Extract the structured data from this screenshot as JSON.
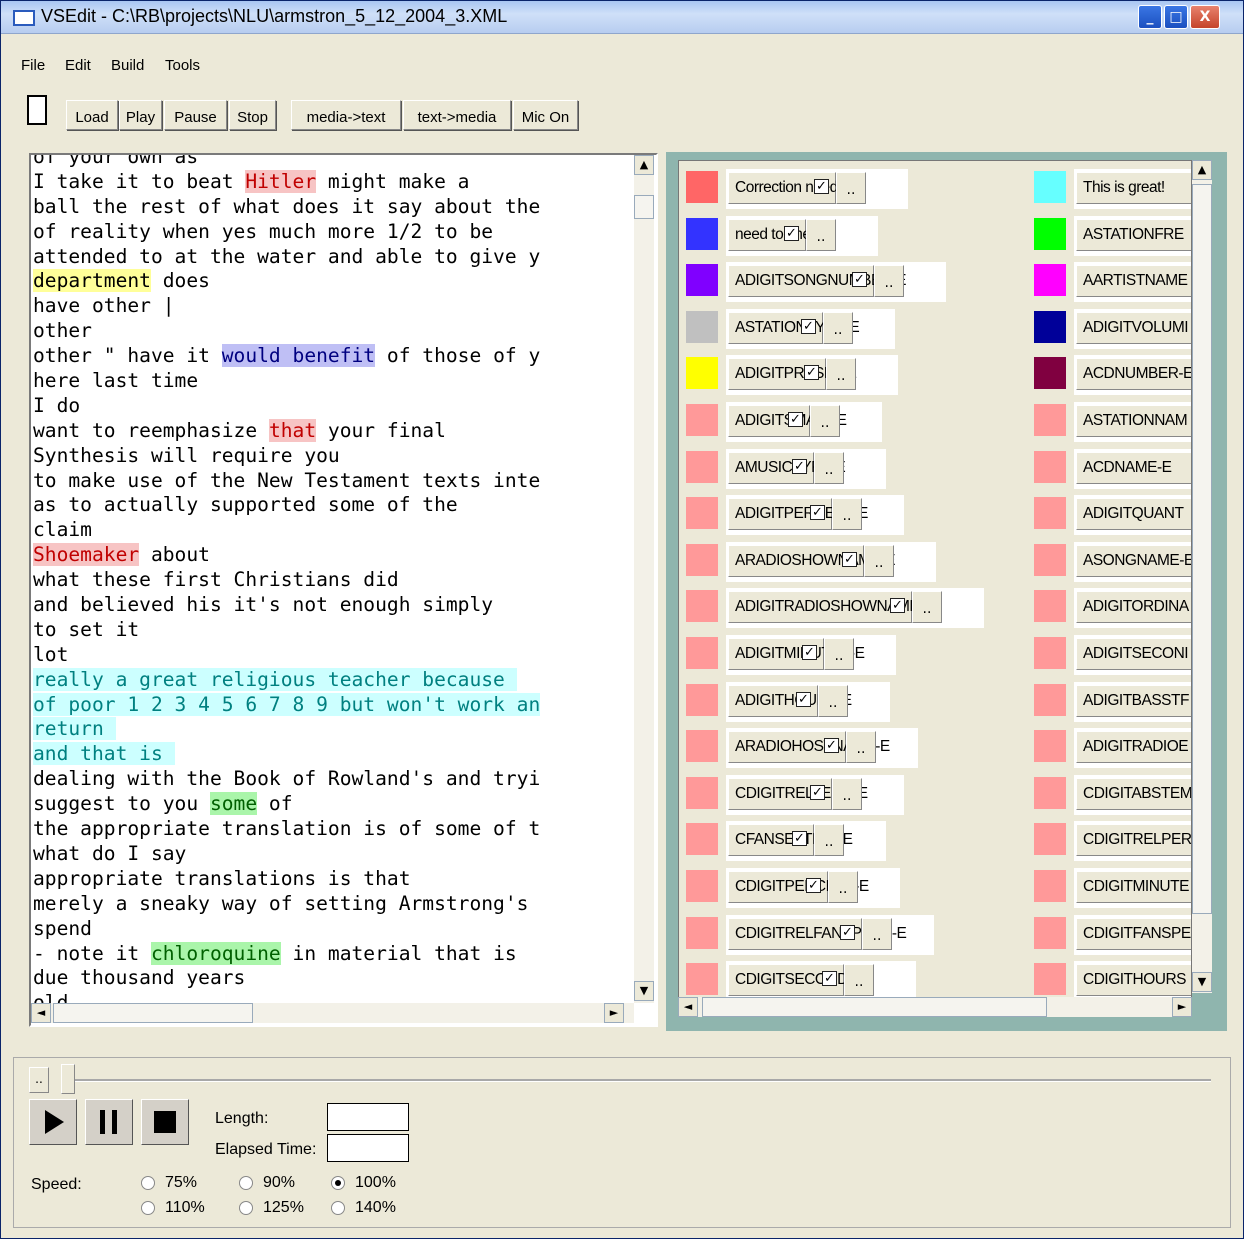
{
  "window": {
    "title": "VSEdit - C:\\RB\\projects\\NLU\\armstron_5_12_2004_3.XML",
    "min": "_",
    "max": "□",
    "close": "X"
  },
  "menu": [
    "File",
    "Edit",
    "Build",
    "Tools"
  ],
  "toolbar": {
    "buttons": [
      "Load",
      "Play",
      "Pause",
      "Stop",
      "media->text",
      "text->media",
      "Mic On"
    ]
  },
  "transcript_lines": [
    [
      {
        "t": "of your own as"
      }
    ],
    [
      {
        "t": "I take it to beat "
      },
      {
        "t": "Hitler",
        "h": "red"
      },
      {
        "t": " might make a"
      }
    ],
    [
      {
        "t": "ball the rest of what does it say about the"
      }
    ],
    [
      {
        "t": "of reality when yes much more 1/2 to be"
      }
    ],
    [
      {
        "t": "attended to at the water and able to give y"
      }
    ],
    [
      {
        "t": "department",
        "h": "yellow"
      },
      {
        "t": " does"
      }
    ],
    [
      {
        "t": "have other |"
      }
    ],
    [
      {
        "t": "other"
      }
    ],
    [
      {
        "t": "other \" have it "
      },
      {
        "t": "would benefit",
        "h": "blue"
      },
      {
        "t": " of those of y"
      }
    ],
    [
      {
        "t": "here last time"
      }
    ],
    [
      {
        "t": "I do"
      }
    ],
    [
      {
        "t": "want to reemphasize "
      },
      {
        "t": "that",
        "h": "red"
      },
      {
        "t": " your final"
      }
    ],
    [
      {
        "t": "Synthesis will require you"
      }
    ],
    [
      {
        "t": "to make use of the New Testament texts inte"
      }
    ],
    [
      {
        "t": "as to actually supported some of the"
      }
    ],
    [
      {
        "t": "claim"
      }
    ],
    [
      {
        "t": "Shoemaker",
        "h": "red"
      },
      {
        "t": " about"
      }
    ],
    [
      {
        "t": "what these first Christians did"
      }
    ],
    [
      {
        "t": "and believed his it's not enough simply"
      }
    ],
    [
      {
        "t": "to set it"
      }
    ],
    [
      {
        "t": "lot"
      }
    ],
    [
      {
        "t": "really a great religious teacher because ",
        "h": "cyan"
      }
    ],
    [
      {
        "t": "of poor 1 2 3 4 5 6 7 8 9 but won't work an",
        "h": "cyan"
      }
    ],
    [
      {
        "t": "return ",
        "h": "cyan"
      }
    ],
    [
      {
        "t": "and that is ",
        "h": "cyan"
      }
    ],
    [
      {
        "t": "dealing with the Book of Rowland's and tryi"
      }
    ],
    [
      {
        "t": "suggest to you "
      },
      {
        "t": "some",
        "h": "green"
      },
      {
        "t": " of"
      }
    ],
    [
      {
        "t": "the appropriate translation is of some of t"
      }
    ],
    [
      {
        "t": "what do I say"
      }
    ],
    [
      {
        "t": "appropriate translations is that"
      }
    ],
    [
      {
        "t": "merely a sneaky way of setting Armstrong's"
      }
    ],
    [
      {
        "t": "spend"
      }
    ],
    [
      {
        "t": "- note it "
      },
      {
        "t": "chloroquine",
        "h": "green"
      },
      {
        "t": " in material that is"
      }
    ],
    [
      {
        "t": "due thousand years"
      }
    ],
    [
      {
        "t": "old"
      }
    ]
  ],
  "tags_left": [
    {
      "name": "Correction needed",
      "color": "#ff6666"
    },
    {
      "name": "need to check",
      "color": "#3333ff"
    },
    {
      "name": "ADIGITSONGNUMBER-E",
      "color": "#8000ff"
    },
    {
      "name": "ASTATIONTYPE-E",
      "color": "#c0c0c0"
    },
    {
      "name": "ADIGITPRESET-E",
      "color": "#ffff00"
    },
    {
      "name": "ADIGITSMALL-E",
      "color": "#ff9999"
    },
    {
      "name": "AMUSICTYPE-E",
      "color": "#ff9999"
    },
    {
      "name": "ADIGITPERCENT-E",
      "color": "#ff9999"
    },
    {
      "name": "ARADIOSHOWNAME-E",
      "color": "#ff9999"
    },
    {
      "name": "ADIGITRADIOSHOWNAME-E",
      "color": "#ff9999"
    },
    {
      "name": "ADIGITMINUTES-E",
      "color": "#ff9999"
    },
    {
      "name": "ADIGITHOURS-E",
      "color": "#ff9999"
    },
    {
      "name": "ARADIOHOSTNAME-E",
      "color": "#ff9999"
    },
    {
      "name": "CDIGITRELTEMP-E",
      "color": "#ff9999"
    },
    {
      "name": "CFANSETTING-E",
      "color": "#ff9999"
    },
    {
      "name": "CDIGITPERCENT-E",
      "color": "#ff9999"
    },
    {
      "name": "CDIGITRELFANSPEED-E",
      "color": "#ff9999"
    },
    {
      "name": "CDIGITSECONDS-E",
      "color": "#ff9999"
    }
  ],
  "tags_right": [
    {
      "name": "This is great!",
      "color": "#66ffff"
    },
    {
      "name": "ASTATIONFRE",
      "color": "#00ff00"
    },
    {
      "name": "AARTISTNAME",
      "color": "#ff00ff"
    },
    {
      "name": "ADIGITVOLUMI",
      "color": "#000099"
    },
    {
      "name": "ACDNUMBER-E",
      "color": "#800040"
    },
    {
      "name": "ASTATIONNAM",
      "color": "#ff9999"
    },
    {
      "name": "ACDNAME-E",
      "color": "#ff9999"
    },
    {
      "name": "ADIGITQUANT",
      "color": "#ff9999"
    },
    {
      "name": "ASONGNAME-E",
      "color": "#ff9999"
    },
    {
      "name": "ADIGITORDINA",
      "color": "#ff9999"
    },
    {
      "name": "ADIGITSECONI",
      "color": "#ff9999"
    },
    {
      "name": "ADIGITBASSTF",
      "color": "#ff9999"
    },
    {
      "name": "ADIGITRADIOE",
      "color": "#ff9999"
    },
    {
      "name": "CDIGITABSTEM",
      "color": "#ff9999"
    },
    {
      "name": "CDIGITRELPER",
      "color": "#ff9999"
    },
    {
      "name": "CDIGITMINUTE",
      "color": "#ff9999"
    },
    {
      "name": "CDIGITFANSPE",
      "color": "#ff9999"
    },
    {
      "name": "CDIGITHOURS",
      "color": "#ff9999"
    }
  ],
  "dropdown_label": "..",
  "player": {
    "length_label": "Length:",
    "elapsed_label": "Elapsed Time:",
    "length_value": "",
    "elapsed_value": "",
    "speed_label": "Speed:",
    "speeds": [
      "75%",
      "90%",
      "100%",
      "110%",
      "125%",
      "140%"
    ],
    "selected_speed": "100%",
    "slider_button": ".."
  }
}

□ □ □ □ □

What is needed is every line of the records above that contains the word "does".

## Solution to the problem
        "t": "ball the rest of what does it say about the"
        "t": " does"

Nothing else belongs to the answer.